The shortage of broadband service providers — most homes have no more than two to choose from — leaves consumers with little ability to dump an Internet service provider whose terms they don’t like. Regulators have a head start, however, in stopping Comcast from abusing the market power it would gain by acquiring Time Warner Cable. The Federal Communications Commission imposed a number of restrictions on Comcast in 2011 when it bought NBC Universal, aiming to protect against self-dealing and other forms of anti-competitive behavior online and on its cable system. Among other things, Comcast is compelled to live by the FCC’s "net neutrality" rules, even the ones a federal appeals court has thrown out. Those protections would go a long way toward mitigating the risks posed by the expanding bulk of Comcast, while still allowing two noncompetitors to join forces.

Fact Check

Fact Check

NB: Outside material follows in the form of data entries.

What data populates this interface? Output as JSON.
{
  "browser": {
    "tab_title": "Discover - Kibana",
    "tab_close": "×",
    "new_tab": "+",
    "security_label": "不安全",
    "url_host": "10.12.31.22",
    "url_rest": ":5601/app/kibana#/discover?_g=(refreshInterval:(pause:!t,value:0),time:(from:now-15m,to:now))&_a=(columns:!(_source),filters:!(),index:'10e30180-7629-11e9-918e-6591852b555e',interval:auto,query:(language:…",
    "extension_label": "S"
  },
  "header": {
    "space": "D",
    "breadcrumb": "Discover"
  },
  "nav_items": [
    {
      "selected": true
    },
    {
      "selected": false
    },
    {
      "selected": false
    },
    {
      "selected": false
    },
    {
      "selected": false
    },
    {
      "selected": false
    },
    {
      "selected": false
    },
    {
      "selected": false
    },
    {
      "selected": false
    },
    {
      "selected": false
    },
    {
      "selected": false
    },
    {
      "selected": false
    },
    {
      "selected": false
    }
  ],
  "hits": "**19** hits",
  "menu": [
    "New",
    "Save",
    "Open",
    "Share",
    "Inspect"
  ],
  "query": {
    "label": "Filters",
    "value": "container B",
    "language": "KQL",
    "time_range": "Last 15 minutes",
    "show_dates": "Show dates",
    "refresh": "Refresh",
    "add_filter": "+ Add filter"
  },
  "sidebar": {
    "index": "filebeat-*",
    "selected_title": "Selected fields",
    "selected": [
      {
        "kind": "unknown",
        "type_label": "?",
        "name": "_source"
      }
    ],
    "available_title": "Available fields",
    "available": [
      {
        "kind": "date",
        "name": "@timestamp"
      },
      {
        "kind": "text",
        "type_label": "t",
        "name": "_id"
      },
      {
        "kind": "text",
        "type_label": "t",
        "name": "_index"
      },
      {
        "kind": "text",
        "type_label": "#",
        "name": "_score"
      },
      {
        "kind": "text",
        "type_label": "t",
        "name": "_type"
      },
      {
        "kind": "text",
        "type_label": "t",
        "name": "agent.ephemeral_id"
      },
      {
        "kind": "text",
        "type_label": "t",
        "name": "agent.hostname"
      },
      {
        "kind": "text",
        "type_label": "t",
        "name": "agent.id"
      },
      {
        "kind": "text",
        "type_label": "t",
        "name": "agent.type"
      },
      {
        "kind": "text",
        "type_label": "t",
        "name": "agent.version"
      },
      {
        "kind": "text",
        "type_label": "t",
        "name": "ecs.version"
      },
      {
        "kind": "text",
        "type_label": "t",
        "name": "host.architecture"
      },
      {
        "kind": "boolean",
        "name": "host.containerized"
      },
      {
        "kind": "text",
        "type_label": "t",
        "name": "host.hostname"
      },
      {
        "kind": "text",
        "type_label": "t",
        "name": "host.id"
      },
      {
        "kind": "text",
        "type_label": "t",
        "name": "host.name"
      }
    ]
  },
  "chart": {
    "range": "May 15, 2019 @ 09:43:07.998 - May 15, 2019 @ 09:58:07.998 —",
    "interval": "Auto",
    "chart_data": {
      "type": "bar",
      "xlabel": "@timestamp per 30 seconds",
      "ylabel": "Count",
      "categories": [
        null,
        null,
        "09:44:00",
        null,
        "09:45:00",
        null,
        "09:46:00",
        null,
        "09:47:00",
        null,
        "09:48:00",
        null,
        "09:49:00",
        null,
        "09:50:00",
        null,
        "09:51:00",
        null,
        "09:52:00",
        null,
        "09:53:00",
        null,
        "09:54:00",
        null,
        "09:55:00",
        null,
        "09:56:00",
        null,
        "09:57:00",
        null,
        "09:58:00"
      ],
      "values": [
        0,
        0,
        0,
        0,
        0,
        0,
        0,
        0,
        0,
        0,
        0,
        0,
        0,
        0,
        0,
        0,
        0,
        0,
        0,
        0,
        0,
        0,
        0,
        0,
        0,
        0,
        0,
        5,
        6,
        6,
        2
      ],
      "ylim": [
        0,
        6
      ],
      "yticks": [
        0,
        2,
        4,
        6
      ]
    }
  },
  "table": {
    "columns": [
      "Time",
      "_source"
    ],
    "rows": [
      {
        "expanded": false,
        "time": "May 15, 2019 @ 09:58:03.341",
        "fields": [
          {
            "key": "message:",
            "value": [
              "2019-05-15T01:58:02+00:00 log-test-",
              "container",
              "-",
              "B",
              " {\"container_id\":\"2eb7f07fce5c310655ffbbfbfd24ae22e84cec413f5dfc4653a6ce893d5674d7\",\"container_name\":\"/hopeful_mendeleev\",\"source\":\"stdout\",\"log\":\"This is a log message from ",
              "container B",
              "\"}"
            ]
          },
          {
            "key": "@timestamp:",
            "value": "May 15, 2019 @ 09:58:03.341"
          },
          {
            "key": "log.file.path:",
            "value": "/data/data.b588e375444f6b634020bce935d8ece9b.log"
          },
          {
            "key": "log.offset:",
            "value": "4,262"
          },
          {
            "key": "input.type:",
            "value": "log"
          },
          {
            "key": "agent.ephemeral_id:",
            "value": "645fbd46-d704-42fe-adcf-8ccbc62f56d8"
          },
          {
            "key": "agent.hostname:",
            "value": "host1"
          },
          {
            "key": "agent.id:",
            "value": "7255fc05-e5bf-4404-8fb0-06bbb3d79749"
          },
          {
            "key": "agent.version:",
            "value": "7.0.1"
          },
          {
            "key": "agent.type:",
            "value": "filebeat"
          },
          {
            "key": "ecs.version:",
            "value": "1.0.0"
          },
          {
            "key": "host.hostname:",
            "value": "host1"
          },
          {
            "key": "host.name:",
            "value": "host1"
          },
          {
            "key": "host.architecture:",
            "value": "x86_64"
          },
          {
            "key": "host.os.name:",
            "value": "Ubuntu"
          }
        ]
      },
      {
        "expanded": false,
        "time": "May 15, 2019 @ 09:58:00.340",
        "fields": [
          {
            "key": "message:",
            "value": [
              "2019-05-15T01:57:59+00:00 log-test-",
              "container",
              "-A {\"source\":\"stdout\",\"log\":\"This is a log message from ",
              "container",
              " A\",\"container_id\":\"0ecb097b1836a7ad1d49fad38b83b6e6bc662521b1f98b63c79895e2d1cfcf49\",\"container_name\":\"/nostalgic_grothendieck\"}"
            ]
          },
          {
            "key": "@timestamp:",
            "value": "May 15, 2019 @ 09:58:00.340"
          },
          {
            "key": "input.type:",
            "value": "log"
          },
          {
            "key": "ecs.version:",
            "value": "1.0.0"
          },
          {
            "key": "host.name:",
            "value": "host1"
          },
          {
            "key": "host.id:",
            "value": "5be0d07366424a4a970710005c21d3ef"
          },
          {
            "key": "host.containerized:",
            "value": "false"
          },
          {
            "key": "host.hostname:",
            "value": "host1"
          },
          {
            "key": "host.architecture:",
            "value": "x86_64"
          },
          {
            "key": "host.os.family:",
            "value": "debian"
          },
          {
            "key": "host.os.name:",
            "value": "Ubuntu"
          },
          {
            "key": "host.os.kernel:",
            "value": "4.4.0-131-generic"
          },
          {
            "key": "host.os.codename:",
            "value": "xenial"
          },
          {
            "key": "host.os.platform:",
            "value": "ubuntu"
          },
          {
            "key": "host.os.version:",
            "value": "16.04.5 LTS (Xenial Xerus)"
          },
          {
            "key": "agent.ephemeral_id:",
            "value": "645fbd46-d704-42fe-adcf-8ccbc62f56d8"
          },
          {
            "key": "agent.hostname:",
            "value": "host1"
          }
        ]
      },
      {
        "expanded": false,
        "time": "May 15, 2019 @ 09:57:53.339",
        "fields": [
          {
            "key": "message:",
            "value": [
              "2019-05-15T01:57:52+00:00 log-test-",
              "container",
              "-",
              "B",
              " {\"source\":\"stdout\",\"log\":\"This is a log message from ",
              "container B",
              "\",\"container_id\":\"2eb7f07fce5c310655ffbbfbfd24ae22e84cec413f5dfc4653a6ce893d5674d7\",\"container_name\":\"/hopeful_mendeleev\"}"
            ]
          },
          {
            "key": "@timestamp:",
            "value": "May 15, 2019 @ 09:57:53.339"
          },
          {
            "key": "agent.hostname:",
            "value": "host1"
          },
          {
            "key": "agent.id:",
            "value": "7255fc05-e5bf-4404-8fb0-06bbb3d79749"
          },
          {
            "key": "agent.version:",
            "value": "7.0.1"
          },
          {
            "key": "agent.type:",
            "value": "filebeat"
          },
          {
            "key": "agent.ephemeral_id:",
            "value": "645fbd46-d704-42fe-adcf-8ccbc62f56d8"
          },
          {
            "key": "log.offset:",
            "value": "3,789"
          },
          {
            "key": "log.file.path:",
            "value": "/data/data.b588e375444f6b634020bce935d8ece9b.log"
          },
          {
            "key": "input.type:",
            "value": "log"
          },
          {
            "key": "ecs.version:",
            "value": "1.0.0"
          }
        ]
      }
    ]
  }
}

Have you found an error, or know of something we’ve missed in one of our stories?
Please use the form below and let us know.

* Required
  • Please post the headline of the story or the title of the video with the error.

  • Please post exactly what was wrong with the story.

  • Please indicate your source for the correct information.

  • Yes

    No

  • This will only be used to contact you if we have a question about your submission, it will not be used to identify you or be published.

  • Cancel

Having problems with the form?

Contact Us Directly
  • Print

You can comment on most stories on winnipegfreepress.com. You can also agree or disagree with other comments. All you need to do is be a Winnipeg Free Press print or e-edition subscriber to join the conversation and give your feedback.

You can comment on most stories on winnipegfreepress.com. You can also agree or disagree with other comments. All you need to do is be a Winnipeg Free Press print or e-edition subscriber to join the conversation and give your feedback.

Have Your Say

New to commenting? Check out our Frequently Asked Questions.

Have Your Say

Comments are open to Winnipeg Free Press print or e-edition subscribers only. why?

Have Your Say

Comments are open to Winnipeg Free Press Subscribers only. why?

The Winnipeg Free Press does not necessarily endorse any of the views posted. By submitting your comment, you agree to our Terms and Conditions. These terms were revised effective April 16, 2010.

letters

Make text: Larger | Smaller

LATEST VIDEO

Chief justices breakdown cameras in courtroom project

View more like this

Photo Store Gallery

  • PHIL.HOSSACK@FREEPRESS.MB.CA 100527-Winnipeg Free Press THe Provencher Foot Bridge is lit up
  • Marc Gallant / Winnipeg Free Press.  Local/Weather Standup- Catching rays. Prairie Dog stretches out at Fort Whyte Centre. Fort Whyte has a Prairie Dog enclosure with aprox. 20 dogs young and old. 060607.

View More Gallery Photos

Poll

What are you most looking forward to this Easter weekend?

View Results

View Related Story

Ads by Google